Copy every entry below, exactly and in full.

Given information below:

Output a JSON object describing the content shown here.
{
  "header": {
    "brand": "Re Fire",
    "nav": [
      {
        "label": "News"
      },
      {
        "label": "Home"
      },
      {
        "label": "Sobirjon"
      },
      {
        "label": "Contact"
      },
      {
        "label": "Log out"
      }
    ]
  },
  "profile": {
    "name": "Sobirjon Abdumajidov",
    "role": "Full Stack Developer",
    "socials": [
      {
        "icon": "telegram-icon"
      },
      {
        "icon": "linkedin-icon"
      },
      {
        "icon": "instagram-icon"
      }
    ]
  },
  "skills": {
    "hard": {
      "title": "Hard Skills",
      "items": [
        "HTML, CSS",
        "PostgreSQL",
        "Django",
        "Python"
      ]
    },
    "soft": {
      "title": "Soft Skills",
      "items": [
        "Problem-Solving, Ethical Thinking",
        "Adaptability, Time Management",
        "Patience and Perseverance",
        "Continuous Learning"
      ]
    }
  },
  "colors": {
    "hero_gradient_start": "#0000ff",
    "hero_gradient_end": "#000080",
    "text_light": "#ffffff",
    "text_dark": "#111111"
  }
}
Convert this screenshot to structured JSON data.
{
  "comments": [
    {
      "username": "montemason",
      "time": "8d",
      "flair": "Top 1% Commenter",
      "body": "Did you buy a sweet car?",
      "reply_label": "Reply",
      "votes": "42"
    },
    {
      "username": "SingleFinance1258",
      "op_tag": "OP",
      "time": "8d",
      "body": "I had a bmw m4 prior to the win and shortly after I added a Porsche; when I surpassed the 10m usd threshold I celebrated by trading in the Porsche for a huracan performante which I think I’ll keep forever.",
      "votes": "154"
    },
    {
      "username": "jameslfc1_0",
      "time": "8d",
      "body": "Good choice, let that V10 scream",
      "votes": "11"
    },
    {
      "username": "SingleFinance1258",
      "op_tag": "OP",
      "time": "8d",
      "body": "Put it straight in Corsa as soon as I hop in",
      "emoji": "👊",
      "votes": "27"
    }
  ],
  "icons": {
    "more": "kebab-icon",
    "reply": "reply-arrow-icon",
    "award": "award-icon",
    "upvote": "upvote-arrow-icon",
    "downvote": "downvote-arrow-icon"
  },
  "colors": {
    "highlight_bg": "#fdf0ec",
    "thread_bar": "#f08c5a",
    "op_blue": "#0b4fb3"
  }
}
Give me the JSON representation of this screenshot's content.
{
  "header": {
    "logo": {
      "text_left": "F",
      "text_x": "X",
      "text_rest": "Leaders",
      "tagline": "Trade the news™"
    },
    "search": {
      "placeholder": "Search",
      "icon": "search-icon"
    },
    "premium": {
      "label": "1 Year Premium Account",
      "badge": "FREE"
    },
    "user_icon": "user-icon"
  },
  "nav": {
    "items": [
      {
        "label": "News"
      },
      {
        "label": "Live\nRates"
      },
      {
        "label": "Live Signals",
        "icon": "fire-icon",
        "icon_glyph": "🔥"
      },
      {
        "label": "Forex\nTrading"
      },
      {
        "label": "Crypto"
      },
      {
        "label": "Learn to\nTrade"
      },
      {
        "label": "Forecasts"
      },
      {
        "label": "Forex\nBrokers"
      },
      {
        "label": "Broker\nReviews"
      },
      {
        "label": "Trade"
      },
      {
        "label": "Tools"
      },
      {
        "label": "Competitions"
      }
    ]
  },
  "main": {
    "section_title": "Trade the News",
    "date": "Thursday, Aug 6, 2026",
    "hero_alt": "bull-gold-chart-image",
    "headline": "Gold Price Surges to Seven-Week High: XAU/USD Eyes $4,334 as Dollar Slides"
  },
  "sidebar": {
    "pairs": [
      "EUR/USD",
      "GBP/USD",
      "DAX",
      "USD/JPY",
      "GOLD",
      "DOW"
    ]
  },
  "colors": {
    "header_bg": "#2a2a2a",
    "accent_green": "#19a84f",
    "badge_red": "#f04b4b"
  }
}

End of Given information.

§ **Task answer**:
Output a JSON object describing the content shown here.
{
  "header": {
    "brand": "Re Fire",
    "nav": [
      {
        "label": "News"
      },
      {
        "label": "Home"
      },
      {
        "label": "Sobirjon"
      },
      {
        "label": "Contact"
      },
      {
        "label": "Log out"
      }
    ]
  },
  "profile": {
    "name": "Sobirjon Abdumajidov",
    "role": "Full Stack Developer",
    "socials": [
      {
        "icon": "telegram-icon"
      },
      {
        "icon": "linkedin-icon"
      },
      {
        "icon": "instagram-icon"
      }
    ]
  },
  "skills": {
    "hard": {
      "title": "Hard Skills",
      "items": [
        "HTML, CSS",
        "PostgreSQL",
        "Django",
        "Python"
      ]
    },
    "soft": {
      "title": "Soft Skills",
      "items": [
        "Problem-Solving, Ethical Thinking",
        "Adaptability, Time Management",
        "Patience and Perseverance",
        "Continuous Learning"
      ]
    }
  },
  "colors": {
    "hero_gradient_start": "#0000ff",
    "hero_gradient_end": "#000080",
    "text_light": "#ffffff",
    "text_dark": "#111111"
  }
}
Convert this screenshot to structured JSON data.
{
  "comments": [
    {
      "username": "montemason",
      "time": "8d",
      "flair": "Top 1% Commenter",
      "body": "Did you buy a sweet car?",
      "reply_label": "Reply",
      "votes": "42"
    },
    {
      "username": "SingleFinance1258",
      "op_tag": "OP",
      "time": "8d",
      "body": "I had a bmw m4 prior to the win and shortly after I added a Porsche; when I surpassed the 10m usd threshold I celebrated by trading in the Porsche for a huracan performante which I think I’ll keep forever.",
      "votes": "154"
    },
    {
      "username": "jameslfc1_0",
      "time": "8d",
      "body": "Good choice, let that V10 scream",
      "votes": "11"
    },
    {
      "username": "SingleFinance1258",
      "op_tag": "OP",
      "time": "8d",
      "body": "Put it straight in Corsa as soon as I hop in",
      "emoji": "👊",
      "votes": "27"
    }
  ],
  "icons": {
    "more": "kebab-icon",
    "reply": "reply-arrow-icon",
    "award": "award-icon",
    "upvote": "upvote-arrow-icon",
    "downvote": "downvote-arrow-icon"
  },
  "colors": {
    "highlight_bg": "#fdf0ec",
    "thread_bar": "#f08c5a",
    "op_blue": "#0b4fb3"
  }
}
Give me the JSON representation of this screenshot's content.
{
  "header": {
    "logo": {
      "text_left": "F",
      "text_x": "X",
      "text_rest": "Leaders",
      "tagline": "Trade the news™"
    },
    "search": {
      "placeholder": "Search",
      "icon": "search-icon"
    },
    "premium": {
      "label": "1 Year Premium Account",
      "badge": "FREE"
    },
    "user_icon": "user-icon"
  },
  "nav": {
    "items": [
      {
        "label": "News"
      },
      {
        "label": "Live\nRates"
      },
      {
        "label": "Live Signals",
        "icon": "fire-icon",
        "icon_glyph": "🔥"
      },
      {
        "label": "Forex\nTrading"
      },
      {
        "label": "Crypto"
      },
      {
        "label": "Learn to\nTrade"
      },
      {
        "label": "Forecasts"
      },
      {
        "label": "Forex\nBrokers"
      },
      {
        "label": "Broker\nReviews"
      },
      {
        "label": "Trade"
      },
      {
        "label": "Tools"
      },
      {
        "label": "Competitions"
      }
    ]
  },
  "main": {
    "section_title": "Trade the News",
    "date": "Thursday, Aug 6, 2026",
    "hero_alt": "bull-gold-chart-image",
    "headline": "Gold Price Surges to Seven-Week High: XAU/USD Eyes $4,334 as Dollar Slides"
  },
  "sidebar": {
    "pairs": [
      "EUR/USD",
      "GBP/USD",
      "DAX",
      "USD/JPY",
      "GOLD",
      "DOW"
    ]
  },
  "colors": {
    "header_bg": "#2a2a2a",
    "accent_green": "#19a84f",
    "badge_red": "#f04b4b"
  }
}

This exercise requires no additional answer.